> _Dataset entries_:
··········

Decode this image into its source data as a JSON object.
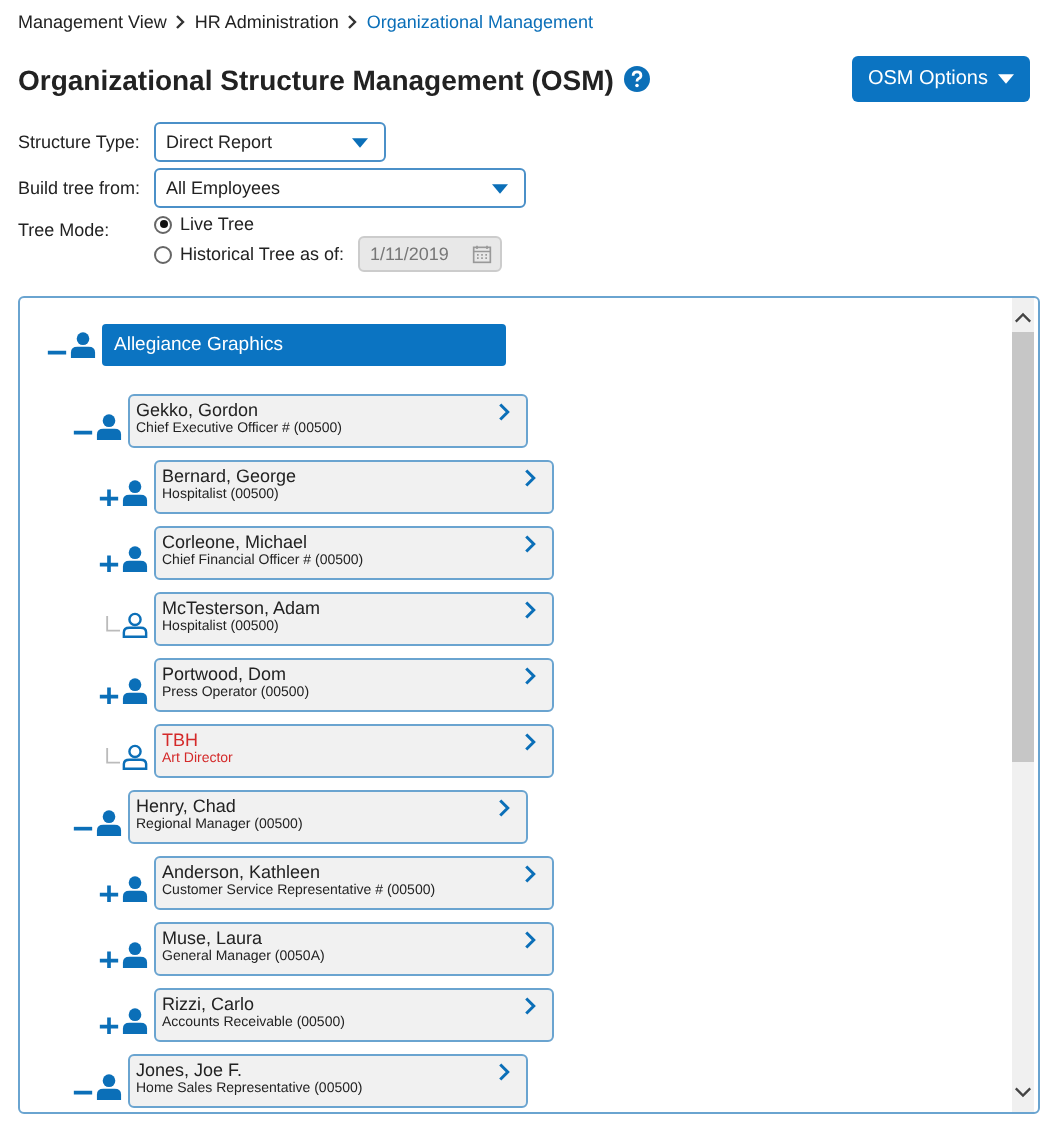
{
  "breadcrumb": [
    {
      "label": "Management View",
      "current": false
    },
    {
      "label": "HR Administration",
      "current": false
    },
    {
      "label": "Organizational Management",
      "current": true
    }
  ],
  "title": "Organizational Structure Management (OSM)",
  "options_button": "OSM Options",
  "form": {
    "structure_type": {
      "label": "Structure Type:",
      "value": "Direct Report"
    },
    "build_tree_from": {
      "label": "Build tree from:",
      "value": "All Employees"
    },
    "tree_mode": {
      "label": "Tree Mode:",
      "options": [
        {
          "label": "Live Tree",
          "selected": true
        },
        {
          "label": "Historical Tree as of:",
          "selected": false
        }
      ],
      "date": "1/11/2019"
    }
  },
  "tree": {
    "label": "Allegiance Graphics",
    "expanded": true,
    "children": [
      {
        "kind": "parent",
        "name": "Gekko, Gordon",
        "position": "Chief Executive Officer # (00500)",
        "expanded": true,
        "vacant": false,
        "children": [
          {
            "kind": "parent",
            "name": "Bernard, George",
            "position": "Hospitalist (00500)",
            "expanded": false,
            "vacant": false
          },
          {
            "kind": "parent",
            "name": "Corleone, Michael",
            "position": "Chief Financial Officer # (00500)",
            "expanded": false,
            "vacant": false
          },
          {
            "kind": "leaf",
            "name": "McTesterson, Adam",
            "position": "Hospitalist (00500)",
            "vacant": false
          },
          {
            "kind": "parent",
            "name": "Portwood, Dom",
            "position": "Press Operator (00500)",
            "expanded": false,
            "vacant": false
          },
          {
            "kind": "leaf",
            "name": "TBH",
            "position": "Art Director",
            "vacant": true
          }
        ]
      },
      {
        "kind": "parent",
        "name": "Henry, Chad",
        "position": "Regional Manager (00500)",
        "expanded": true,
        "vacant": false,
        "children": [
          {
            "kind": "parent",
            "name": "Anderson, Kathleen",
            "position": "Customer Service Representative # (00500)",
            "expanded": false,
            "vacant": false
          },
          {
            "kind": "parent",
            "name": "Muse, Laura",
            "position": "General Manager (0050A)",
            "expanded": false,
            "vacant": false
          },
          {
            "kind": "parent",
            "name": "Rizzi, Carlo",
            "position": "Accounts Receivable (00500)",
            "expanded": false,
            "vacant": false
          }
        ]
      },
      {
        "kind": "parent",
        "name": "Jones, Joe F.",
        "position": "Home Sales Representative (00500)",
        "expanded": true,
        "vacant": false
      }
    ]
  }
}
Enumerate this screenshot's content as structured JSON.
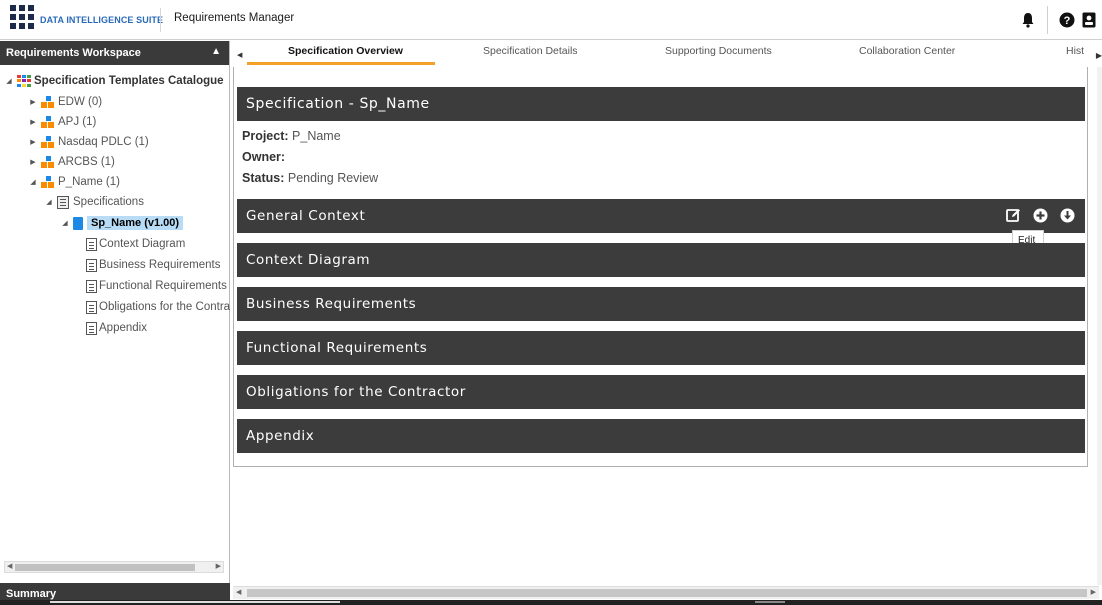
{
  "header": {
    "brand": "DATA INTELLIGENCE SUITE",
    "module": "Requirements Manager"
  },
  "sidebar": {
    "title": "Requirements Workspace",
    "footer": "Summary",
    "tree": {
      "root": "Specification Templates Catalogue",
      "projects": [
        {
          "label": "EDW (0)"
        },
        {
          "label": "APJ (1)"
        },
        {
          "label": "Nasdaq PDLC (1)"
        },
        {
          "label": "ARCBS (1)"
        },
        {
          "label": "P_Name (1)"
        }
      ],
      "folder": "Specifications",
      "selected": "Sp_Name (v1.00)",
      "sections": [
        {
          "label": "Context Diagram"
        },
        {
          "label": "Business Requirements"
        },
        {
          "label": "Functional Requirements"
        },
        {
          "label": "Obligations for the Contra"
        },
        {
          "label": "Appendix"
        }
      ]
    }
  },
  "tabs": [
    {
      "label": "Specification Overview",
      "active": true
    },
    {
      "label": "Specification Details"
    },
    {
      "label": "Supporting Documents"
    },
    {
      "label": "Collaboration Center"
    },
    {
      "label": "Hist"
    }
  ],
  "overview": {
    "title": "Specification - Sp_Name",
    "project_label": "Project:",
    "project_value": "P_Name",
    "owner_label": "Owner:",
    "owner_value": "",
    "status_label": "Status:",
    "status_value": "Pending Review",
    "sections": [
      {
        "label": "General Context"
      },
      {
        "label": "Context Diagram"
      },
      {
        "label": "Business Requirements"
      },
      {
        "label": "Functional Requirements"
      },
      {
        "label": "Obligations for the Contractor"
      },
      {
        "label": "Appendix"
      }
    ],
    "tooltip": "Edit"
  },
  "colors": {
    "accent": "#f3a12b",
    "bar_bg": "#3c3c3c",
    "selected_bg": "#b8dcf6",
    "brand": "#2a6ab8"
  }
}
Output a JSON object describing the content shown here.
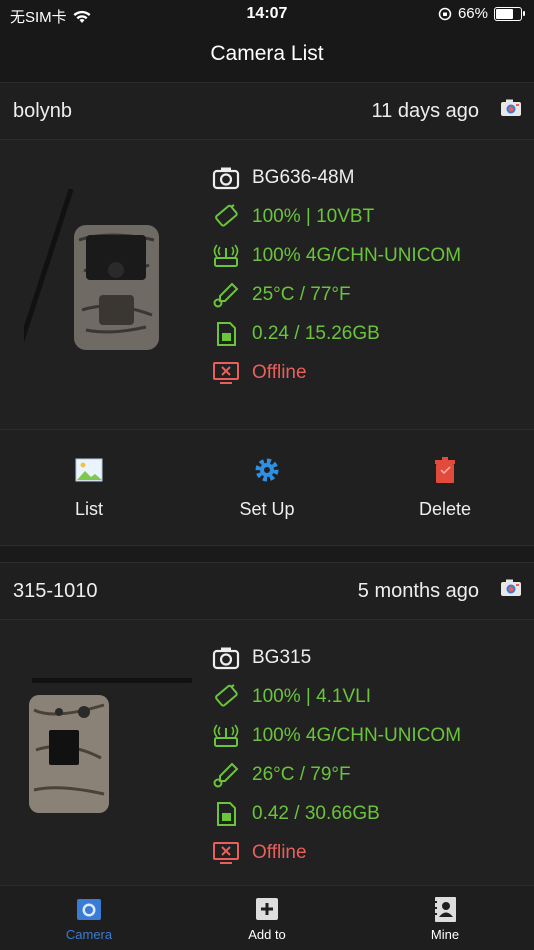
{
  "status_bar": {
    "carrier": "无SIM卡",
    "time": "14:07",
    "battery": "66%",
    "battery_level": 0.66
  },
  "nav": {
    "title": "Camera List"
  },
  "cameras": [
    {
      "name": "bolynb",
      "last_seen": "11 days ago",
      "model": "BG636-48M",
      "battery": "100% | 10VBT",
      "signal": "100% 4G/CHN-UNICOM",
      "temperature": "25°C / 77°F",
      "storage": "0.24 / 15.26GB",
      "status": "Offline"
    },
    {
      "name": "315-1010",
      "last_seen": "5 months ago",
      "model": "BG315",
      "battery": "100% | 4.1VLI",
      "signal": "100% 4G/CHN-UNICOM",
      "temperature": "26°C / 79°F",
      "storage": "0.42 / 30.66GB",
      "status": "Offline"
    }
  ],
  "actions": {
    "list": "List",
    "setup": "Set Up",
    "delete": "Delete"
  },
  "tabs": [
    {
      "label": "Camera",
      "icon": "camera-tab-icon"
    },
    {
      "label": "Add to",
      "icon": "add-icon"
    },
    {
      "label": "Mine",
      "icon": "contact-icon"
    }
  ],
  "colors": {
    "green": "#6ac43c",
    "offline": "#e9605a",
    "accent": "#3a7bd5",
    "setup_blue": "#2f8fe0"
  }
}
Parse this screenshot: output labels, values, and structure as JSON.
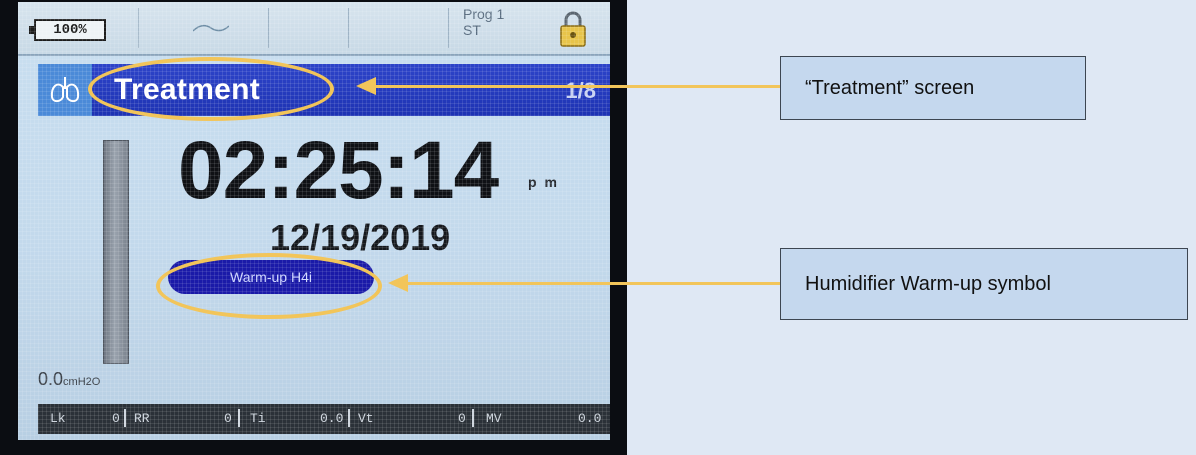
{
  "status": {
    "battery": "100%",
    "prog_line1": "Prog 1",
    "prog_line2": "ST"
  },
  "header": {
    "title": "Treatment",
    "page": "1/8"
  },
  "clock": {
    "time": "02:25:14",
    "ampm": "p m",
    "date": "12/19/2019"
  },
  "warmup": {
    "label": "Warm-up H4i"
  },
  "pressure": {
    "value": "0.0",
    "unit": "cmH2O"
  },
  "params": [
    {
      "name": "Lk",
      "value": "0"
    },
    {
      "name": "RR",
      "value": "0"
    },
    {
      "name": "Ti",
      "value": "0.0"
    },
    {
      "name": "Vt",
      "value": "0"
    },
    {
      "name": "MV",
      "value": "0.0"
    }
  ],
  "callouts": {
    "treatment": "“Treatment” screen",
    "humidifier": "Humidifier Warm-up symbol"
  },
  "colors": {
    "highlight": "#f2c55a",
    "titlebar": "#1e33b3",
    "callout_bg": "#c5d8ee"
  }
}
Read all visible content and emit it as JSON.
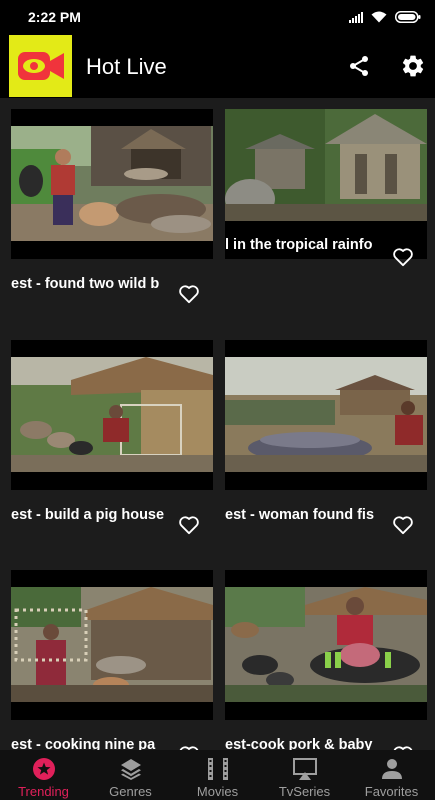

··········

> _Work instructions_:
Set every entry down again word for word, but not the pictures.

> _Result of the task_:
Decode this image into its source data as a JSON object.
{
  "breadcrumb": [
    {
      "label": "Management View",
      "current": false
    },
    {
      "label": "HR Administration",
      "current": false
    },
    {
      "label": "Organizational Management",
      "current": true
    }
  ],
  "title": "Organizational Structure Management (OSM)",
  "options_button": "OSM Options",
  "form": {
    "structure_type": {
      "label": "Structure Type:",
      "value": "Direct Report"
    },
    "build_tree_from": {
      "label": "Build tree from:",
      "value": "All Employees"
    },
    "tree_mode": {
      "label": "Tree Mode:",
      "options": [
        {
          "label": "Live Tree",
          "selected": true
        },
        {
          "label": "Historical Tree as of:",
          "selected": false
        }
      ],
      "date": "1/11/2019"
    }
  },
  "tree": {
    "label": "Allegiance Graphics",
    "expanded": true,
    "children": [
      {
        "kind": "parent",
        "name": "Gekko, Gordon",
        "position": "Chief Executive Officer # (00500)",
        "expanded": true,
        "vacant": false,
        "children": [
          {
            "kind": "parent",
            "name": "Bernard, George",
            "position": "Hospitalist (00500)",
            "expanded": false,
            "vacant": false
          },
          {
            "kind": "parent",
            "name": "Corleone, Michael",
            "position": "Chief Financial Officer # (00500)",
            "expanded": false,
            "vacant": false
          },
          {
            "kind": "leaf",
            "name": "McTesterson, Adam",
            "position": "Hospitalist (00500)",
            "vacant": false
          },
          {
            "kind": "parent",
            "name": "Portwood, Dom",
            "position": "Press Operator (00500)",
            "expanded": false,
            "vacant": false
          },
          {
            "kind": "leaf",
            "name": "TBH",
            "position": "Art Director",
            "vacant": true
          }
        ]
      },
      {
        "kind": "parent",
        "name": "Henry, Chad",
        "position": "Regional Manager (00500)",
        "expanded": true,
        "vacant": false,
        "children": [
          {
            "kind": "parent",
            "name": "Anderson, Kathleen",
            "position": "Customer Service Representative # (00500)",
            "expanded": false,
            "vacant": false
          },
          {
            "kind": "parent",
            "name": "Muse, Laura",
            "position": "General Manager (0050A)",
            "expanded": false,
            "vacant": false
          },
          {
            "kind": "parent",
            "name": "Rizzi, Carlo",
            "position": "Accounts Receivable (00500)",
            "expanded": false,
            "vacant": false
          }
        ]
      },
      {
        "kind": "parent",
        "name": "Jones, Joe F.",
        "position": "Home Sales Representative (00500)",
        "expanded": true,
        "vacant": false
      }
    ]
  }
}
Enumerate this screenshot's content as structured JSON.
{
  "header": {
    "brand": "DATA INTELLIGENCE SUITE",
    "module": "Requirements Manager"
  },
  "sidebar": {
    "title": "Requirements Workspace",
    "footer": "Summary",
    "tree": {
      "root": "Specification Templates Catalogue",
      "projects": [
        {
          "label": "EDW (0)"
        },
        {
          "label": "APJ (1)"
        },
        {
          "label": "Nasdaq PDLC (1)"
        },
        {
          "label": "ARCBS (1)"
        },
        {
          "label": "P_Name (1)"
        }
      ],
      "folder": "Specifications",
      "selected": "Sp_Name (v1.00)",
      "sections": [
        {
          "label": "Context Diagram"
        },
        {
          "label": "Business Requirements"
        },
        {
          "label": "Functional Requirements"
        },
        {
          "label": "Obligations for the Contra"
        },
        {
          "label": "Appendix"
        }
      ]
    }
  },
  "tabs": [
    {
      "label": "Specification Overview",
      "active": true
    },
    {
      "label": "Specification Details"
    },
    {
      "label": "Supporting Documents"
    },
    {
      "label": "Collaboration Center"
    },
    {
      "label": "Hist"
    }
  ],
  "overview": {
    "title": "Specification - Sp_Name",
    "project_label": "Project:",
    "project_value": "P_Name",
    "owner_label": "Owner:",
    "owner_value": "",
    "status_label": "Status:",
    "status_value": "Pending Review",
    "sections": [
      {
        "label": "General Context"
      },
      {
        "label": "Context Diagram"
      },
      {
        "label": "Business Requirements"
      },
      {
        "label": "Functional Requirements"
      },
      {
        "label": "Obligations for the Contractor"
      },
      {
        "label": "Appendix"
      }
    ],
    "tooltip": "Edit"
  },
  "colors": {
    "accent": "#f3a12b",
    "bar_bg": "#3c3c3c",
    "selected_bg": "#b8dcf6",
    "brand": "#2a6ab8"
  }
}
Output a JSON object describing the content shown here.
{
  "status_bar": {
    "carrier": "无SIM卡",
    "time": "14:07",
    "battery": "66%",
    "battery_level": 0.66
  },
  "nav": {
    "title": "Camera List"
  },
  "cameras": [
    {
      "name": "bolynb",
      "last_seen": "11 days ago",
      "model": "BG636-48M",
      "battery": "100% | 10VBT",
      "signal": "100% 4G/CHN-UNICOM",
      "temperature": "25°C / 77°F",
      "storage": "0.24 / 15.26GB",
      "status": "Offline"
    },
    {
      "name": "315-1010",
      "last_seen": "5 months ago",
      "model": "BG315",
      "battery": "100% | 4.1VLI",
      "signal": "100% 4G/CHN-UNICOM",
      "temperature": "26°C / 79°F",
      "storage": "0.42 / 30.66GB",
      "status": "Offline"
    }
  ],
  "actions": {
    "list": "List",
    "setup": "Set Up",
    "delete": "Delete"
  },
  "tabs": [
    {
      "label": "Camera",
      "icon": "camera-tab-icon"
    },
    {
      "label": "Add to",
      "icon": "add-icon"
    },
    {
      "label": "Mine",
      "icon": "contact-icon"
    }
  ],
  "colors": {
    "green": "#6ac43c",
    "offline": "#e9605a",
    "accent": "#3a7bd5",
    "setup_blue": "#2f8fe0"
  }
}
Parse this screenshot: output labels, values, and structure as JSON.
{
  "status": {
    "battery": "100%",
    "prog_line1": "Prog 1",
    "prog_line2": "ST"
  },
  "header": {
    "title": "Treatment",
    "page": "1/8"
  },
  "clock": {
    "time": "02:25:14",
    "ampm": "p m",
    "date": "12/19/2019"
  },
  "warmup": {
    "label": "Warm-up H4i"
  },
  "pressure": {
    "value": "0.0",
    "unit": "cmH2O"
  },
  "params": [
    {
      "name": "Lk",
      "value": "0"
    },
    {
      "name": "RR",
      "value": "0"
    },
    {
      "name": "Ti",
      "value": "0.0"
    },
    {
      "name": "Vt",
      "value": "0"
    },
    {
      "name": "MV",
      "value": "0.0"
    }
  ],
  "callouts": {
    "treatment": "“Treatment” screen",
    "humidifier": "Humidifier Warm-up symbol"
  },
  "colors": {
    "highlight": "#f2c55a",
    "titlebar": "#1e33b3",
    "callout_bg": "#c5d8ee"
  }
}
Read all visible content and emit it as JSON.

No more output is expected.